* _Action item_
Each entry in the block below needs to be copied out exactly.

Element data from apps and pages
⟨

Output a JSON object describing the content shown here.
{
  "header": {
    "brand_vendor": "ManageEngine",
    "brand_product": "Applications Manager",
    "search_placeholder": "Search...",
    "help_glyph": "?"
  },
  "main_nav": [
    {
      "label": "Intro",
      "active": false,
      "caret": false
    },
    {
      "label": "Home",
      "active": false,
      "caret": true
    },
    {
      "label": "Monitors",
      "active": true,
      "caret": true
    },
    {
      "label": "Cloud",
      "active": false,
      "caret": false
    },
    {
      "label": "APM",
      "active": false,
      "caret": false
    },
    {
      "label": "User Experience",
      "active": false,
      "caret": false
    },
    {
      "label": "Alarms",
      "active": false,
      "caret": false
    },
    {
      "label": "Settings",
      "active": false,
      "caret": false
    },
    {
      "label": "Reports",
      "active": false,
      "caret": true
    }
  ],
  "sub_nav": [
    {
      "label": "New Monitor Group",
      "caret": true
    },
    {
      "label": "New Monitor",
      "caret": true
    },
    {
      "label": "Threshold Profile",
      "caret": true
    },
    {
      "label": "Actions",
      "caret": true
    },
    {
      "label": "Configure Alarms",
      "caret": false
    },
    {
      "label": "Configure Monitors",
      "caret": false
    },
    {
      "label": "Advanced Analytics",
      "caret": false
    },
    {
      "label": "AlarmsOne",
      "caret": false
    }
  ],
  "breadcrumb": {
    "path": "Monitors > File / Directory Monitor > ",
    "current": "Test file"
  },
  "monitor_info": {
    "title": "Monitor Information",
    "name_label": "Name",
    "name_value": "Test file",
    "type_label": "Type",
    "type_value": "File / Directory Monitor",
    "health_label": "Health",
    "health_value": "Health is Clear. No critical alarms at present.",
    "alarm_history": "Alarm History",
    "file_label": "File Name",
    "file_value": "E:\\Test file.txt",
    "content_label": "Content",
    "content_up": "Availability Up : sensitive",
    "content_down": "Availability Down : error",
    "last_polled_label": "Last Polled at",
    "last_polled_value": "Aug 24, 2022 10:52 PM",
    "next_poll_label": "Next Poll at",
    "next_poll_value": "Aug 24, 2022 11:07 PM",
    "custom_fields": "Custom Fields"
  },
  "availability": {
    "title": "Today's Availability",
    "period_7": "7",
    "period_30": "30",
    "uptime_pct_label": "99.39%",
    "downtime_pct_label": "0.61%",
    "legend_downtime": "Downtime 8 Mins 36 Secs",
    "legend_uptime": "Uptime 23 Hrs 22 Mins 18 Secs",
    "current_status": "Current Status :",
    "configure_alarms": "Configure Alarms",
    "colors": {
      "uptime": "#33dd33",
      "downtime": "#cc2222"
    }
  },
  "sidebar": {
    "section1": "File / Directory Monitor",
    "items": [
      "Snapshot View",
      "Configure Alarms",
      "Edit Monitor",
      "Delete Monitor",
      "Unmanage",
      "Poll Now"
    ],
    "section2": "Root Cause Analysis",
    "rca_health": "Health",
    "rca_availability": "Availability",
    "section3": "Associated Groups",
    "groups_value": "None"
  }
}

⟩

* _Solution to this problem_
Output a JSON object describing the content shown here.
{
  "header": {
    "brand_vendor": "ManageEngine",
    "brand_product": "Applications Manager",
    "search_placeholder": "Search...",
    "help_glyph": "?"
  },
  "main_nav": [
    {
      "label": "Intro",
      "active": false,
      "caret": false
    },
    {
      "label": "Home",
      "active": false,
      "caret": true
    },
    {
      "label": "Monitors",
      "active": true,
      "caret": true
    },
    {
      "label": "Cloud",
      "active": false,
      "caret": false
    },
    {
      "label": "APM",
      "active": false,
      "caret": false
    },
    {
      "label": "User Experience",
      "active": false,
      "caret": false
    },
    {
      "label": "Alarms",
      "active": false,
      "caret": false
    },
    {
      "label": "Settings",
      "active": false,
      "caret": false
    },
    {
      "label": "Reports",
      "active": false,
      "caret": true
    }
  ],
  "sub_nav": [
    {
      "label": "New Monitor Group",
      "caret": true
    },
    {
      "label": "New Monitor",
      "caret": true
    },
    {
      "label": "Threshold Profile",
      "caret": true
    },
    {
      "label": "Actions",
      "caret": true
    },
    {
      "label": "Configure Alarms",
      "caret": false
    },
    {
      "label": "Configure Monitors",
      "caret": false
    },
    {
      "label": "Advanced Analytics",
      "caret": false
    },
    {
      "label": "AlarmsOne",
      "caret": false
    }
  ],
  "breadcrumb": {
    "path": "Monitors > File / Directory Monitor > ",
    "current": "Test file"
  },
  "monitor_info": {
    "title": "Monitor Information",
    "name_label": "Name",
    "name_value": "Test file",
    "type_label": "Type",
    "type_value": "File / Directory Monitor",
    "health_label": "Health",
    "health_value": "Health is Clear. No critical alarms at present.",
    "alarm_history": "Alarm History",
    "file_label": "File Name",
    "file_value": "E:\\Test file.txt",
    "content_label": "Content",
    "content_up": "Availability Up : sensitive",
    "content_down": "Availability Down : error",
    "last_polled_label": "Last Polled at",
    "last_polled_value": "Aug 24, 2022 10:52 PM",
    "next_poll_label": "Next Poll at",
    "next_poll_value": "Aug 24, 2022 11:07 PM",
    "custom_fields": "Custom Fields"
  },
  "availability": {
    "title": "Today's Availability",
    "period_7": "7",
    "period_30": "30",
    "uptime_pct_label": "99.39%",
    "downtime_pct_label": "0.61%",
    "legend_downtime": "Downtime 8 Mins 36 Secs",
    "legend_uptime": "Uptime 23 Hrs 22 Mins 18 Secs",
    "current_status": "Current Status :",
    "configure_alarms": "Configure Alarms",
    "colors": {
      "uptime": "#33dd33",
      "downtime": "#cc2222"
    }
  },
  "sidebar": {
    "section1": "File / Directory Monitor",
    "items": [
      "Snapshot View",
      "Configure Alarms",
      "Edit Monitor",
      "Delete Monitor",
      "Unmanage",
      "Poll Now"
    ],
    "section2": "Root Cause Analysis",
    "rca_health": "Health",
    "rca_availability": "Availability",
    "section3": "Associated Groups",
    "groups_value": "None"
  }
}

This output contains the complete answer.